Which lines of the data below include the string "real"? Return each of them.

● ● ● ● ● ● ●

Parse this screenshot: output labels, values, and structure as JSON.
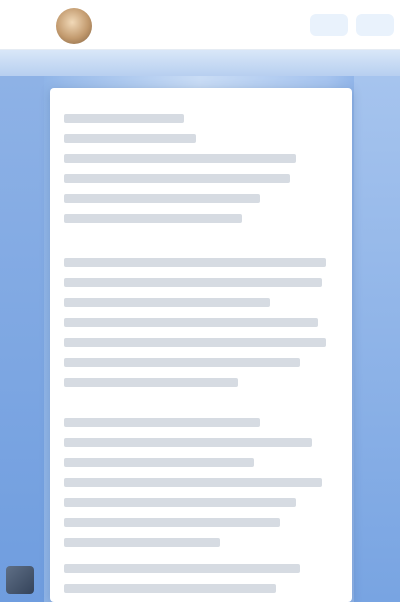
{
  "header": {
    "title": "",
    "actions": [
      {
        "label": ""
      },
      {
        "label": ""
      }
    ]
  },
  "paragraphs": [
    {
      "lines": [
        "",
        "",
        "",
        "",
        "",
        ""
      ]
    },
    {
      "lines": [
        "",
        "",
        "",
        "",
        "",
        "",
        ""
      ]
    },
    {
      "lines": [
        "",
        "",
        "",
        "",
        "",
        "",
        ""
      ]
    },
    {
      "lines": [
        "",
        ""
      ]
    }
  ],
  "colors": {
    "header_bg": "#ffffff",
    "page_bg_edge": "#6f9ddf",
    "page_bg_center": "#c9dcf5",
    "card_bg": "#ffffff",
    "text_placeholder": "#d6dbe2"
  }
}
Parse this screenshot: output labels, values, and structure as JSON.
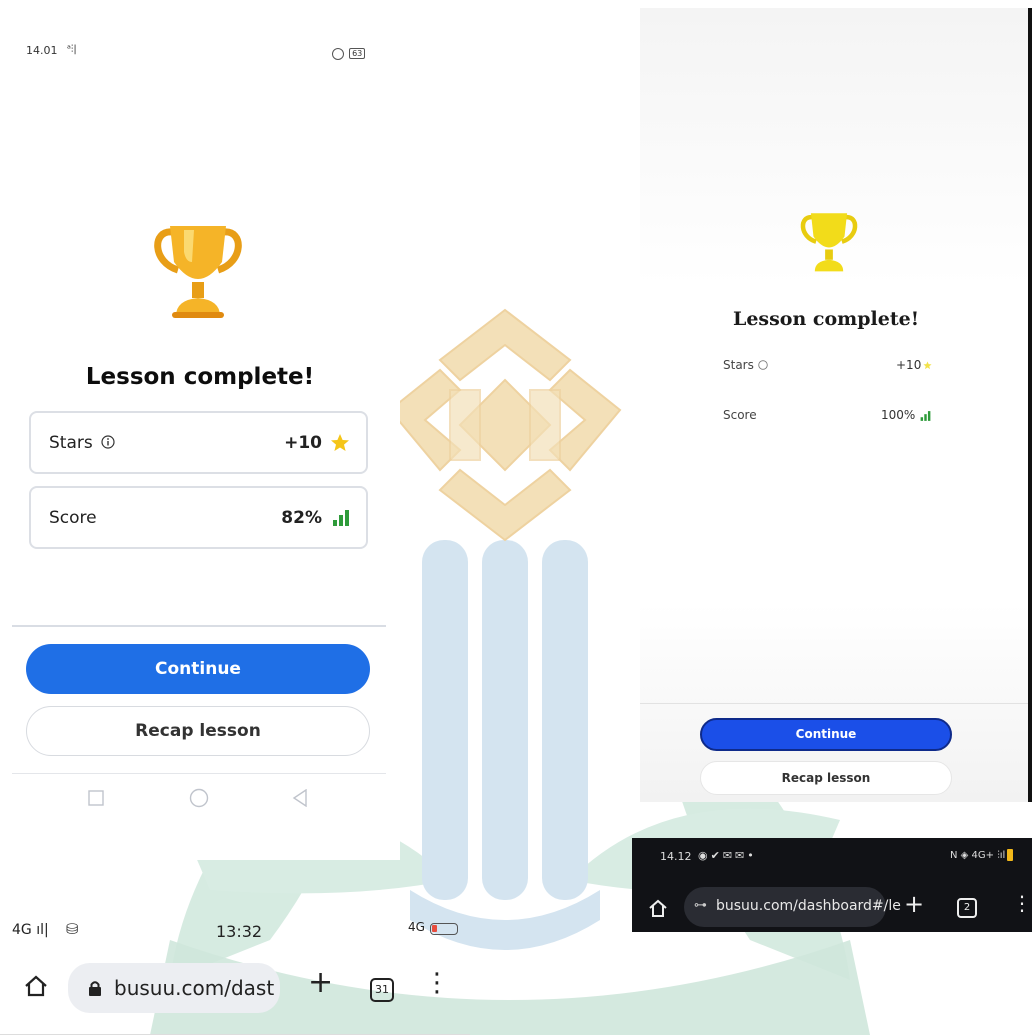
{
  "panel_a": {
    "status_time": "14.01",
    "status_battery": "63",
    "title": "Lesson complete!",
    "stars_label": "Stars",
    "stars_value": "+10",
    "score_label": "Score",
    "score_value": "82%",
    "continue_label": "Continue",
    "recap_label": "Recap lesson"
  },
  "panel_b": {
    "title": "Lesson complete!",
    "stars_label": "Stars",
    "stars_value": "+10",
    "score_label": "Score",
    "score_value": "100%",
    "continue_label": "Continue",
    "recap_label": "Recap lesson"
  },
  "panel_c": {
    "status_time": "14.12",
    "status_network": "4G+",
    "url": "busuu.com/dashboard#/le",
    "tab_count": "2"
  },
  "panel_d": {
    "status_network": "4G",
    "status_time": "13:32",
    "status_network_right": "4G",
    "url": "busuu.com/dast",
    "tab_count": "31"
  },
  "colors": {
    "accent_blue": "#1f6fe6",
    "trophy_gold": "#f5b428",
    "star_yellow": "#f5c518",
    "score_green": "#2e9b3a",
    "watermark_gold": "#f3e0b8",
    "watermark_green": "#cfe7dc",
    "watermark_blue": "#d4e4f0"
  },
  "icons": [
    "trophy-icon",
    "info-icon",
    "star-icon",
    "signal-bars-icon",
    "home-icon",
    "lock-icon",
    "plus-icon",
    "tabs-icon",
    "more-icon",
    "square-nav-icon",
    "circle-nav-icon",
    "back-nav-icon"
  ]
}
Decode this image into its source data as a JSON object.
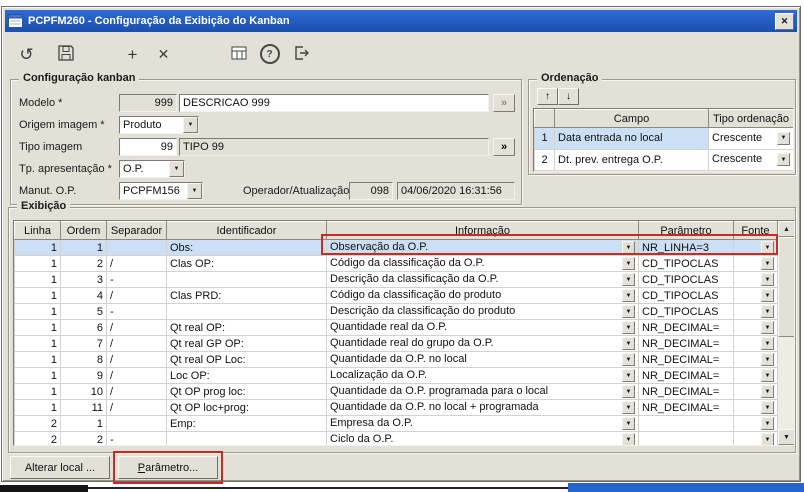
{
  "window": {
    "title": "PCPFM260 - Configuração da Exibição do Kanban"
  },
  "glyphs": {
    "close": "✕",
    "undo": "↺",
    "add": "+",
    "delete": "✕",
    "help": "?",
    "more": "»",
    "combo": "▼",
    "scroll_up": "▲",
    "scroll_down": "▼",
    "move_up": "↑",
    "move_down": "↓"
  },
  "config": {
    "group_title": "Configuração kanban",
    "modelo_label": "Modelo *",
    "modelo_code": "999",
    "modelo_desc": "DESCRICAO 999",
    "origem_label": "Origem imagem *",
    "origem_value": "Produto",
    "tipo_label": "Tipo imagem",
    "tipo_code": "99",
    "tipo_desc": "TIPO 99",
    "tp_label": "Tp. apresentação *",
    "tp_value": "O.P.",
    "manut_label": "Manut. O.P.",
    "manut_value": "PCPFM156",
    "operador_label": "Operador/Atualização",
    "operador_code": "098",
    "operador_datetime": "04/06/2020 16:31:56"
  },
  "ordenacao": {
    "group_title": "Ordenação",
    "col_campo": "Campo",
    "col_tipo": "Tipo ordenação",
    "rows": [
      {
        "num": "1",
        "campo": "Data entrada no local",
        "tipo": "Crescente"
      },
      {
        "num": "2",
        "campo": "Dt. prev. entrega O.P.",
        "tipo": "Crescente"
      }
    ]
  },
  "exibicao": {
    "group_title": "Exibição",
    "columns": [
      "Linha",
      "Ordem",
      "Separador",
      "Identificador",
      "Informação",
      "Parâmetro",
      "Fonte"
    ],
    "rows": [
      {
        "linha": "1",
        "ordem": "1",
        "sep": "",
        "ident": "Obs:",
        "info": "Observação da O.P.",
        "param": "NR_LINHA=3"
      },
      {
        "linha": "1",
        "ordem": "2",
        "sep": "/",
        "ident": "Clas OP:",
        "info": "Código da classificação da O.P.",
        "param": "CD_TIPOCLAS"
      },
      {
        "linha": "1",
        "ordem": "3",
        "sep": "-",
        "ident": "",
        "info": "Descrição da classificação da O.P.",
        "param": "CD_TIPOCLAS"
      },
      {
        "linha": "1",
        "ordem": "4",
        "sep": "/",
        "ident": "Clas PRD:",
        "info": "Código da classificação do produto",
        "param": "CD_TIPOCLAS"
      },
      {
        "linha": "1",
        "ordem": "5",
        "sep": "-",
        "ident": "",
        "info": "Descrição da classificação do produto",
        "param": "CD_TIPOCLAS"
      },
      {
        "linha": "1",
        "ordem": "6",
        "sep": "/",
        "ident": "Qt real OP:",
        "info": "Quantidade real da O.P.",
        "param": "NR_DECIMAL="
      },
      {
        "linha": "1",
        "ordem": "7",
        "sep": "/",
        "ident": "Qt real GP OP:",
        "info": "Quantidade real do grupo da O.P.",
        "param": "NR_DECIMAL="
      },
      {
        "linha": "1",
        "ordem": "8",
        "sep": "/",
        "ident": "Qt real OP Loc:",
        "info": "Quantidade da O.P. no local",
        "param": "NR_DECIMAL="
      },
      {
        "linha": "1",
        "ordem": "9",
        "sep": "/",
        "ident": "Loc OP:",
        "info": "Localização da O.P.",
        "param": "NR_DECIMAL="
      },
      {
        "linha": "1",
        "ordem": "10",
        "sep": "/",
        "ident": "Qt OP prog loc:",
        "info": "Quantidade da O.P. programada para o local",
        "param": "NR_DECIMAL="
      },
      {
        "linha": "1",
        "ordem": "11",
        "sep": "/",
        "ident": "Qt OP loc+prog:",
        "info": "Quantidade da O.P. no local + programada",
        "param": "NR_DECIMAL="
      },
      {
        "linha": "2",
        "ordem": "1",
        "sep": "",
        "ident": "Emp:",
        "info": "Empresa da O.P.",
        "param": ""
      },
      {
        "linha": "2",
        "ordem": "2",
        "sep": "-",
        "ident": "",
        "info": "Ciclo da O.P.",
        "param": ""
      }
    ]
  },
  "footer": {
    "alterar_local": "Alterar local ...",
    "parametro_mnemonic": "P",
    "parametro_rest": "arâmetro..."
  }
}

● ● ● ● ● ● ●

Written response:
        "ident": "Qt real OP:",
        "info": "Quantidade real da O.P.",
        "ident": "Qt real GP OP:",
        "info": "Quantidade real do grupo da O.P.",
        "ident": "Qt real OP Loc:",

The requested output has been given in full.